Paraben esters and their salts are widely used as preservatives in cosmetics, personal care products, pharmaceuticals, and foods. We and others have reported that parabens promote adipogenesis in vitro. Here, we investigated the effects of post-weaning exposure to parabens (methylparaben and butylparaben) on body weight, white adipose tissue mass, and obesity associated metabolic biomarkers in female obesity-prone C57BL/6J mice fed with a chow diet or a high fat diet. Methylparaben exposure by daily oral gavage (100 mg/kg/day) increased adiposity and serum leptin levels compared to the controls when fed the chow diet, but not the high fat diet. In contrast, butylparaben exposure did not induce such effects. Exposure to either paraben induced changes in gene expression related to adipocyte differentiation and lipogenesis in the white adipose tissue (WAT) and the liver, regardless of diet. Moreover, exposure to both parabens under the chow diet significantly decreased serum procollagen type 1 N-terminal propeptide (P1NP) but had no effects on C-terminal telopeptide of type I collagen (CTX-I) levels, suggesting that post-weaning exposure to paraben may negatively affect bone formation, but not bone resorption. Taken together, our results demonstrate that post-weaning exposure to paraben, methylparaben in particular, promotes adipogenesis but suppresses serum marker of bone formation in vivo. Our results add to the growing body of literature indicating potential negative health outcomes associated with paraben exposure. Further study of early life exposure to paraben on the development of fat and bone is warranted.

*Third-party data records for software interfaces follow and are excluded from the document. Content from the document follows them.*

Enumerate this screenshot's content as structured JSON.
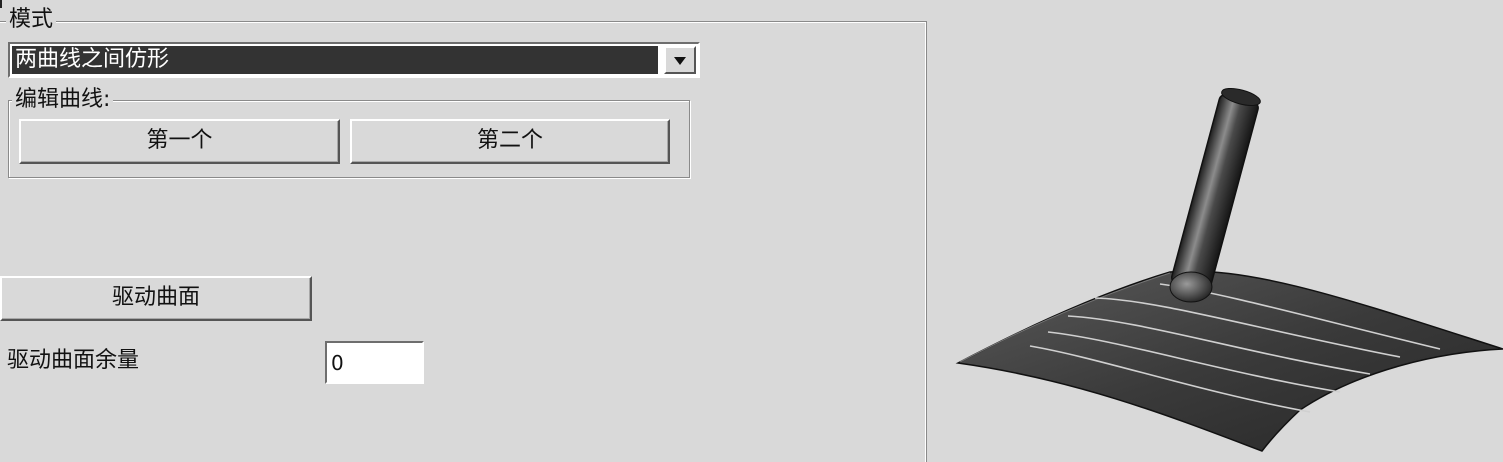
{
  "mode_group": {
    "legend": "模式",
    "mode_select": {
      "value": "两曲线之间仿形"
    }
  },
  "edit_curves": {
    "legend": "编辑曲线:",
    "first_button": "第一个",
    "second_button": "第二个"
  },
  "drive_surface": {
    "button": "驱动曲面",
    "allowance_label": "驱动曲面余量",
    "allowance_value": "0"
  },
  "colors": {
    "dialog_background": "#d9d9d9",
    "selection_background": "#333333",
    "surface_fill": "#3a3a3a",
    "flowline_color": "#cfcfcf"
  },
  "preview": {
    "icon": "surface-with-tool-preview"
  }
}
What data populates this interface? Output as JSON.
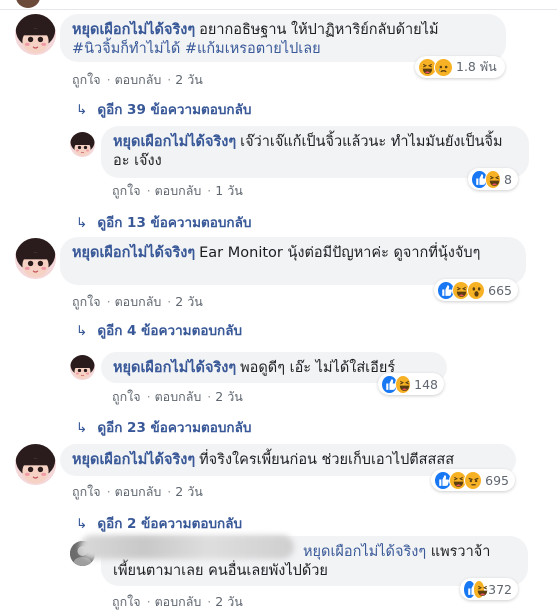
{
  "comments": [
    {
      "author": "หยุดเผือกไม่ได้จริงๆ",
      "text": "อยากอธิษฐาน ให้ปาฏิหาริย์กลับด้ายไม้",
      "tags": "#นิวจิ้มก็ทำไม่ได้ #แก้มเหรอตายไปเลย",
      "like": "ถูกใจ",
      "reply": "ตอบกลับ",
      "time": "2 วัน",
      "reaction_count": "1.8 พัน",
      "reactions": [
        "haha-icon",
        "sad-icon"
      ],
      "more_replies": "ดูอีก 39 ข้อความตอบกลับ"
    },
    {
      "author": "หยุดเผือกไม่ได้จริงๆ",
      "text": "เจ๊ว่าเจ๊แก้เป็นจิ้วแล้วนะ ทำไมมันยังเป็นจิ้มอะ เจ๊งง",
      "like": "ถูกใจ",
      "reply": "ตอบกลับ",
      "time": "1 วัน",
      "reaction_count": "8",
      "reactions": [
        "like-icon",
        "haha-icon"
      ],
      "more_replies": "ดูอีก 13 ข้อความตอบกลับ"
    },
    {
      "author": "หยุดเผือกไม่ได้จริงๆ",
      "text": "Ear Monitor นุ้งต่อมีปัญหาค่ะ ดูจากที่นุ้งจับๆ",
      "like": "ถูกใจ",
      "reply": "ตอบกลับ",
      "time": "2 วัน",
      "reaction_count": "665",
      "reactions": [
        "like-icon",
        "haha-icon",
        "wow-icon"
      ],
      "more_replies": "ดูอีก 4 ข้อความตอบกลับ"
    },
    {
      "author": "หยุดเผือกไม่ได้จริงๆ",
      "text": "พอดูดีๆ เอ๊ะ ไม่ได้ใส่เอียร์",
      "like": "ถูกใจ",
      "reply": "ตอบกลับ",
      "time": "2 วัน",
      "reaction_count": "148",
      "reactions": [
        "like-icon",
        "haha-icon"
      ],
      "more_replies": "ดูอีก 23 ข้อความตอบกลับ"
    },
    {
      "author": "หยุดเผือกไม่ได้จริงๆ",
      "text": "ที่จริงใครเพี้ยนก่อน ช่วยเก็บเอาไปตีสสสส",
      "like": "ถูกใจ",
      "reply": "ตอบกลับ",
      "time": "2 วัน",
      "reaction_count": "695",
      "reactions": [
        "like-icon",
        "haha-icon",
        "angry-icon"
      ],
      "more_replies": "ดูอีก 2 ข้อความตอบกลับ"
    },
    {
      "mention": "หยุดเผือกไม่ได้จริงๆ",
      "text1": "แพรวาจ้า",
      "text2": "เพี้ยนตามาเลย คนอื่นเลยพังไปด้วย",
      "like": "ถูกใจ",
      "reply": "ตอบกลับ",
      "time": "2 วัน",
      "reaction_count": "372",
      "reactions": [
        "like-icon",
        "haha-icon"
      ]
    }
  ],
  "colors": {
    "link": "#385898",
    "bubble": "#f2f3f5",
    "meta": "#606770",
    "like": "#1877f2",
    "emoji": "#f7b125"
  }
}
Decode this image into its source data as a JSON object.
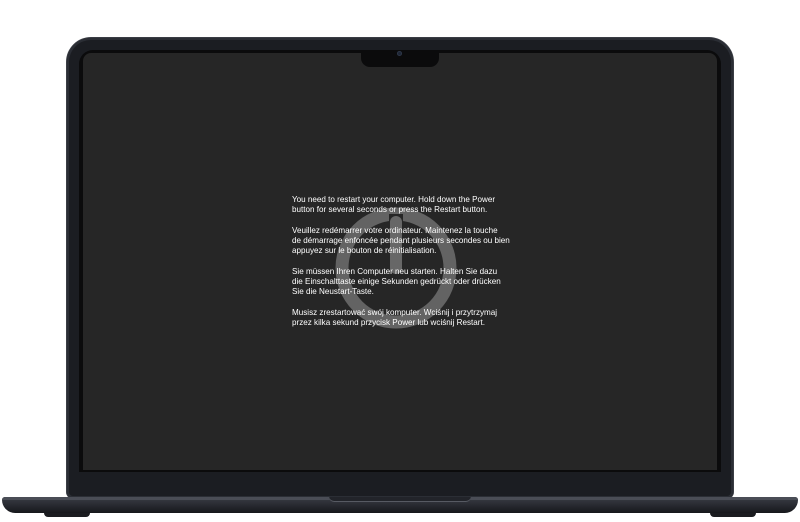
{
  "kernel_panic": {
    "messages": [
      {
        "lang": "en",
        "line1": "You need to restart your computer. Hold down the Power",
        "line2": "button for several seconds or press the Restart button."
      },
      {
        "lang": "fr",
        "line1": "Veuillez redémarrer votre ordinateur. Maintenez la touche",
        "line2": "de démarrage enfoncée pendant plusieurs secondes ou bien",
        "line3": "appuyez sur le bouton de réinitialisation."
      },
      {
        "lang": "de",
        "line1": "Sie müssen Ihren Computer neu starten. Halten Sie dazu",
        "line2": "die Einschalttaste einige Sekunden gedrückt oder drücken",
        "line3": "Sie die Neustart-Taste."
      },
      {
        "lang": "pl",
        "line1": "Musisz zrestartować swój komputer. Wciśnij i przytrzymaj",
        "line2": "przez kilka sekund przycisk Power lub wciśnij Restart."
      }
    ],
    "icon": "power-icon"
  },
  "colors": {
    "screen_background": "#262626",
    "text": "#ffffff",
    "power_icon": "#6f6f6f",
    "bezel": "#0b0b0c",
    "chassis": "#1b1d22"
  }
}
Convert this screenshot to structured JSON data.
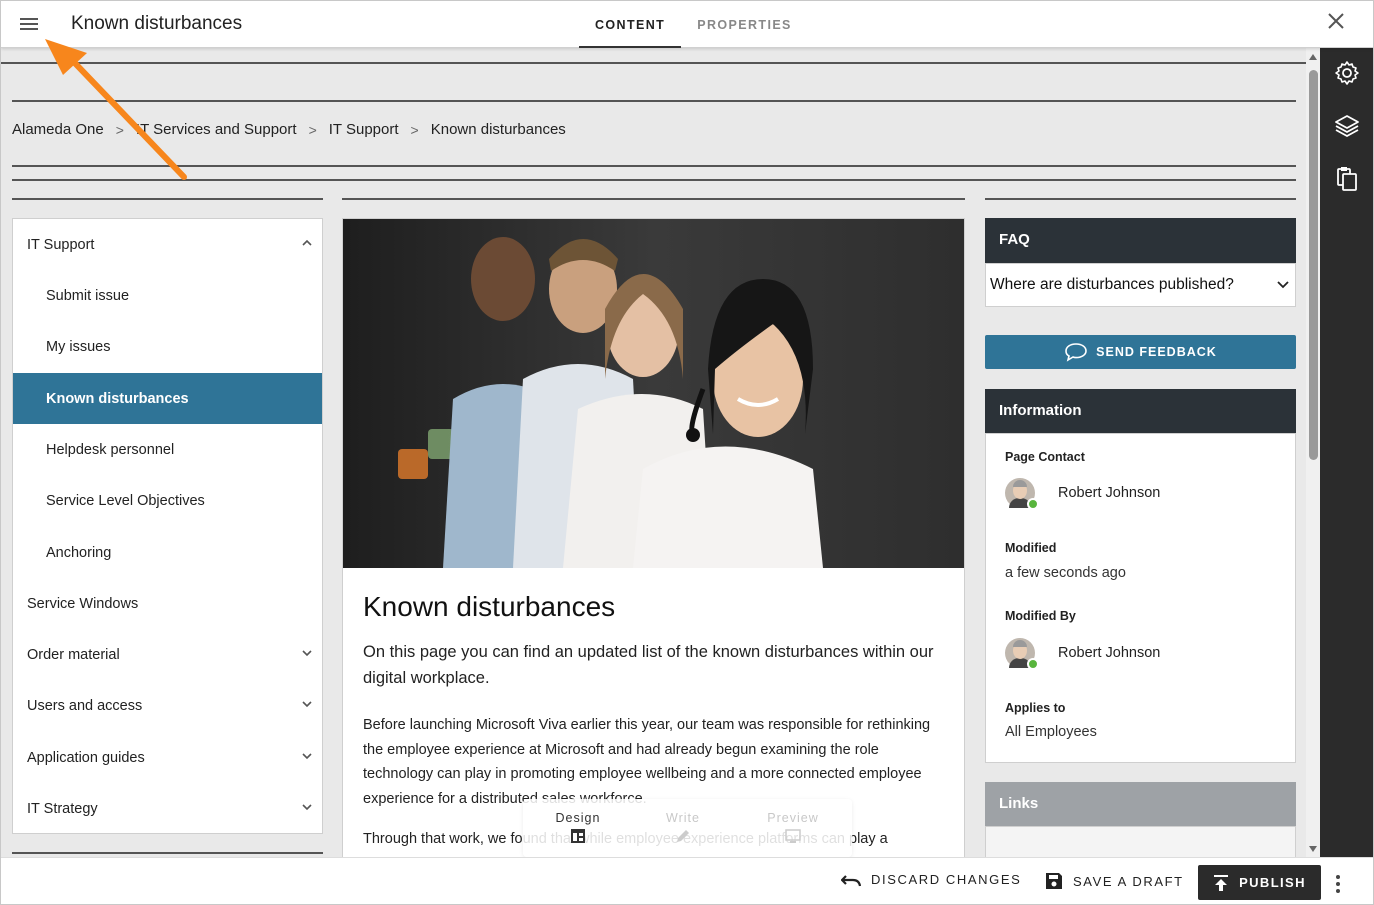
{
  "header": {
    "title": "Known disturbances",
    "tabs": [
      {
        "label": "CONTENT",
        "active": true
      },
      {
        "label": "PROPERTIES",
        "active": false
      }
    ]
  },
  "breadcrumb": [
    "Alameda One",
    "IT Services and Support",
    "IT Support",
    "Known disturbances"
  ],
  "breadcrumb_separator": ">",
  "left_nav": {
    "items": [
      {
        "label": "IT Support",
        "level": "top",
        "expanded": true
      },
      {
        "label": "Submit issue",
        "level": "sub"
      },
      {
        "label": "My issues",
        "level": "sub"
      },
      {
        "label": "Known disturbances",
        "level": "sub",
        "active": true
      },
      {
        "label": "Helpdesk personnel",
        "level": "sub"
      },
      {
        "label": "Service Level Objectives",
        "level": "sub"
      },
      {
        "label": "Anchoring",
        "level": "sub"
      },
      {
        "label": "Service Windows",
        "level": "top"
      },
      {
        "label": "Order material",
        "level": "top",
        "expandable": true
      },
      {
        "label": "Users and access",
        "level": "top",
        "expandable": true
      },
      {
        "label": "Application guides",
        "level": "top",
        "expandable": true
      },
      {
        "label": "IT Strategy",
        "level": "top",
        "expandable": true
      }
    ]
  },
  "article": {
    "title": "Known disturbances",
    "lead": "On this page you can find an updated list of the known disturbances within our digital workplace.",
    "p1": "Before launching Microsoft Viva earlier this year, our team was responsible for rethinking the employee experience at Microsoft and had already begun examining the role technology can play in promoting employee wellbeing and a more connected employee experience for a distributed sales workforce.",
    "p2": "Through that work, we found that while employee experience platforms can play a"
  },
  "modes": {
    "design": "Design",
    "write": "Write",
    "preview": "Preview"
  },
  "faq": {
    "heading": "FAQ",
    "question": "Where are disturbances published?"
  },
  "feedback_label": "SEND FEEDBACK",
  "information": {
    "heading": "Information",
    "page_contact_label": "Page Contact",
    "page_contact_name": "Robert Johnson",
    "modified_label": "Modified",
    "modified_value": "a few seconds ago",
    "modified_by_label": "Modified By",
    "modified_by_name": "Robert Johnson",
    "applies_to_label": "Applies to",
    "applies_to_value": "All Employees"
  },
  "links": {
    "heading": "Links"
  },
  "bottom": {
    "discard": "DISCARD CHANGES",
    "save_draft": "SAVE A DRAFT",
    "publish": "PUBLISH"
  },
  "colors": {
    "accent": "#2f7497",
    "dark_header": "#2b3238",
    "toolbar": "#2b2b2b",
    "annotation_arrow": "#f7861c",
    "presence": "#58b53d"
  },
  "icons": {
    "menu": "hamburger-icon",
    "close": "close-icon",
    "settings": "gear-icon",
    "layers": "layers-icon",
    "clipboard": "clipboard-icon",
    "feedback": "chat-bubble-icon",
    "discard": "undo-icon",
    "save": "floppy-icon",
    "publish": "upload-icon",
    "more": "kebab-icon"
  }
}
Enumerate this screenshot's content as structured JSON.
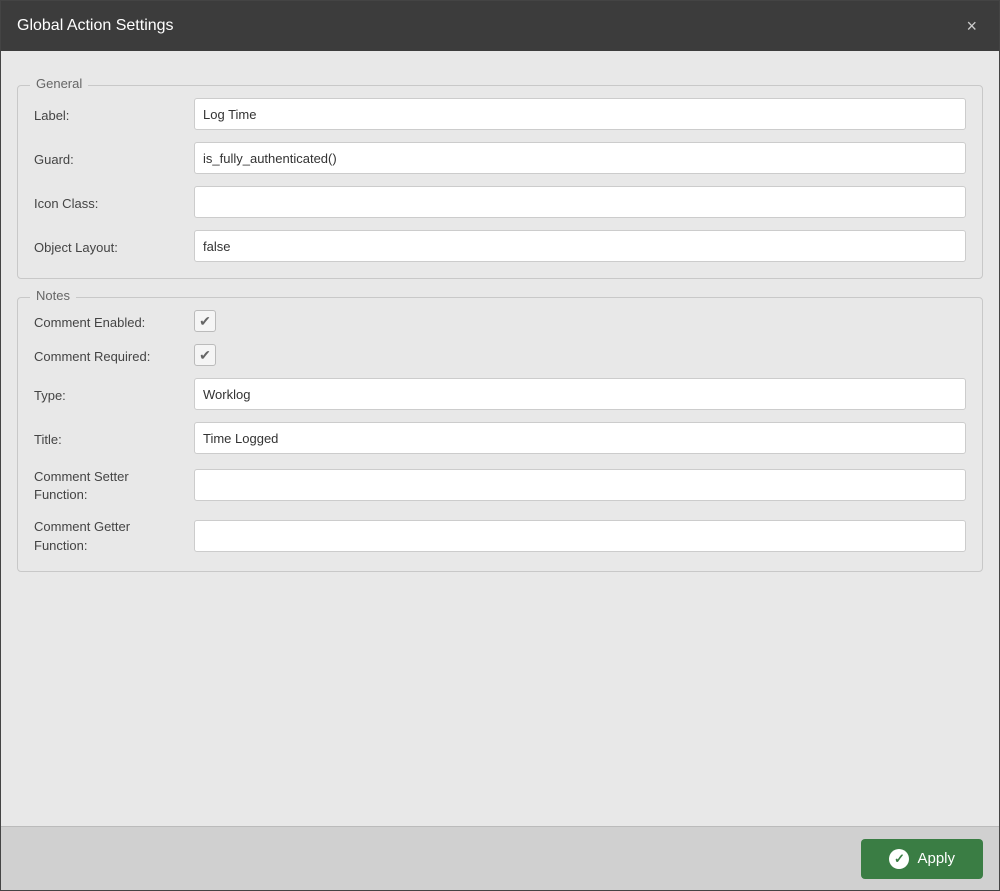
{
  "dialog": {
    "title": "Global Action Settings",
    "close_label": "×"
  },
  "general_section": {
    "legend": "General",
    "fields": [
      {
        "label": "Label:",
        "value": "Log Time",
        "id": "label-input"
      },
      {
        "label": "Guard:",
        "value": "is_fully_authenticated()",
        "id": "guard-input"
      },
      {
        "label": "Icon Class:",
        "value": "",
        "id": "icon-class-input"
      },
      {
        "label": "Object Layout:",
        "value": "false",
        "id": "object-layout-input"
      }
    ]
  },
  "notes_section": {
    "legend": "Notes",
    "checkboxes": [
      {
        "label": "Comment Enabled:",
        "checked": true,
        "id": "comment-enabled"
      },
      {
        "label": "Comment Required:",
        "checked": true,
        "id": "comment-required"
      }
    ],
    "fields": [
      {
        "label": "Type:",
        "value": "Worklog",
        "id": "type-input"
      },
      {
        "label": "Title:",
        "value": "Time Logged",
        "id": "title-input"
      },
      {
        "label": "Comment Setter\nFunction:",
        "value": "",
        "id": "setter-input"
      },
      {
        "label": "Comment Getter\nFunction:",
        "value": "",
        "id": "getter-input"
      }
    ]
  },
  "footer": {
    "apply_label": "Apply"
  }
}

Keywords: Adipogenesis; Bone formation; CTX-I; Endocrine disruptor; P1NP; Paraben.